- Opening Delimiter -
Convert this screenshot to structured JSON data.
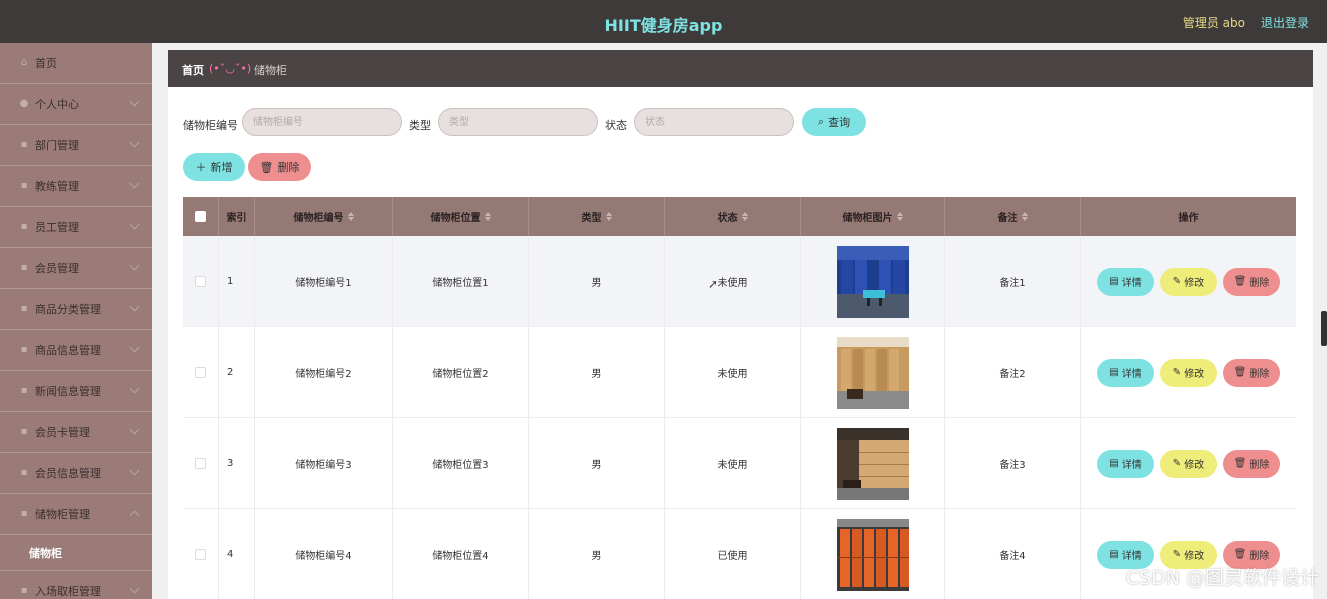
{
  "header": {
    "title": "HIIT健身房app",
    "admin_label": "管理员 abo",
    "logout_label": "退出登录"
  },
  "sidebar": {
    "items": [
      {
        "label": "首页",
        "icon": "home-icon"
      },
      {
        "label": "个人中心",
        "icon": "user-icon"
      },
      {
        "label": "部门管理",
        "icon": "menu-icon"
      },
      {
        "label": "教练管理",
        "icon": "menu-icon"
      },
      {
        "label": "员工管理",
        "icon": "menu-icon"
      },
      {
        "label": "会员管理",
        "icon": "menu-icon"
      },
      {
        "label": "商品分类管理",
        "icon": "menu-icon"
      },
      {
        "label": "商品信息管理",
        "icon": "menu-icon"
      },
      {
        "label": "新闻信息管理",
        "icon": "menu-icon"
      },
      {
        "label": "会员卡管理",
        "icon": "menu-icon"
      },
      {
        "label": "会员信息管理",
        "icon": "menu-icon"
      },
      {
        "label": "储物柜管理",
        "icon": "menu-icon"
      },
      {
        "label": "入场取柜管理",
        "icon": "menu-icon"
      }
    ],
    "sub_item": "储物柜"
  },
  "breadcrumb": {
    "home": "首页",
    "face": "(•ˇ◡ˇ•)",
    "current": "储物柜"
  },
  "search": {
    "fields": [
      {
        "label": "储物柜编号",
        "placeholder": "储物柜编号"
      },
      {
        "label": "类型",
        "placeholder": "类型"
      },
      {
        "label": "状态",
        "placeholder": "状态"
      }
    ],
    "query_label": "查询"
  },
  "toolbar": {
    "add_label": "新增",
    "delete_label": "删除"
  },
  "table": {
    "headers": [
      "索引",
      "储物柜编号",
      "储物柜位置",
      "类型",
      "状态",
      "储物柜图片",
      "备注",
      "操作"
    ],
    "rows": [
      {
        "index": "1",
        "code": "储物柜编号1",
        "location": "储物柜位置1",
        "type": "男",
        "status": "未使用",
        "note": "备注1"
      },
      {
        "index": "2",
        "code": "储物柜编号2",
        "location": "储物柜位置2",
        "type": "男",
        "status": "未使用",
        "note": "备注2"
      },
      {
        "index": "3",
        "code": "储物柜编号3",
        "location": "储物柜位置3",
        "type": "男",
        "status": "未使用",
        "note": "备注3"
      },
      {
        "index": "4",
        "code": "储物柜编号4",
        "location": "储物柜位置4",
        "type": "男",
        "status": "已使用",
        "note": "备注4"
      }
    ],
    "actions": {
      "detail": "详情",
      "edit": "修改",
      "delete": "删除"
    }
  },
  "watermark": "CSDN @图灵软件设计",
  "colors": {
    "topbar": "#3e3a39",
    "accent_cyan": "#7fe2e2",
    "sidebar": "#9a7b78",
    "table_header": "#957975",
    "danger": "#ef8e8e",
    "warning": "#eeed7a"
  }
}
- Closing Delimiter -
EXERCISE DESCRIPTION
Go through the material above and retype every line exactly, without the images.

SOLUTION
Convert this screenshot to structured JSON data.
{
  "header": {
    "title": "HIIT健身房app",
    "admin_label": "管理员 abo",
    "logout_label": "退出登录"
  },
  "sidebar": {
    "items": [
      {
        "label": "首页",
        "icon": "home-icon"
      },
      {
        "label": "个人中心",
        "icon": "user-icon"
      },
      {
        "label": "部门管理",
        "icon": "menu-icon"
      },
      {
        "label": "教练管理",
        "icon": "menu-icon"
      },
      {
        "label": "员工管理",
        "icon": "menu-icon"
      },
      {
        "label": "会员管理",
        "icon": "menu-icon"
      },
      {
        "label": "商品分类管理",
        "icon": "menu-icon"
      },
      {
        "label": "商品信息管理",
        "icon": "menu-icon"
      },
      {
        "label": "新闻信息管理",
        "icon": "menu-icon"
      },
      {
        "label": "会员卡管理",
        "icon": "menu-icon"
      },
      {
        "label": "会员信息管理",
        "icon": "menu-icon"
      },
      {
        "label": "储物柜管理",
        "icon": "menu-icon"
      },
      {
        "label": "入场取柜管理",
        "icon": "menu-icon"
      }
    ],
    "sub_item": "储物柜"
  },
  "breadcrumb": {
    "home": "首页",
    "face": "(•ˇ◡ˇ•)",
    "current": "储物柜"
  },
  "search": {
    "fields": [
      {
        "label": "储物柜编号",
        "placeholder": "储物柜编号"
      },
      {
        "label": "类型",
        "placeholder": "类型"
      },
      {
        "label": "状态",
        "placeholder": "状态"
      }
    ],
    "query_label": "查询"
  },
  "toolbar": {
    "add_label": "新增",
    "delete_label": "删除"
  },
  "table": {
    "headers": [
      "索引",
      "储物柜编号",
      "储物柜位置",
      "类型",
      "状态",
      "储物柜图片",
      "备注",
      "操作"
    ],
    "rows": [
      {
        "index": "1",
        "code": "储物柜编号1",
        "location": "储物柜位置1",
        "type": "男",
        "status": "未使用",
        "note": "备注1"
      },
      {
        "index": "2",
        "code": "储物柜编号2",
        "location": "储物柜位置2",
        "type": "男",
        "status": "未使用",
        "note": "备注2"
      },
      {
        "index": "3",
        "code": "储物柜编号3",
        "location": "储物柜位置3",
        "type": "男",
        "status": "未使用",
        "note": "备注3"
      },
      {
        "index": "4",
        "code": "储物柜编号4",
        "location": "储物柜位置4",
        "type": "男",
        "status": "已使用",
        "note": "备注4"
      }
    ],
    "actions": {
      "detail": "详情",
      "edit": "修改",
      "delete": "删除"
    }
  },
  "watermark": "CSDN @图灵软件设计",
  "colors": {
    "topbar": "#3e3a39",
    "accent_cyan": "#7fe2e2",
    "sidebar": "#9a7b78",
    "table_header": "#957975",
    "danger": "#ef8e8e",
    "warning": "#eeed7a"
  }
}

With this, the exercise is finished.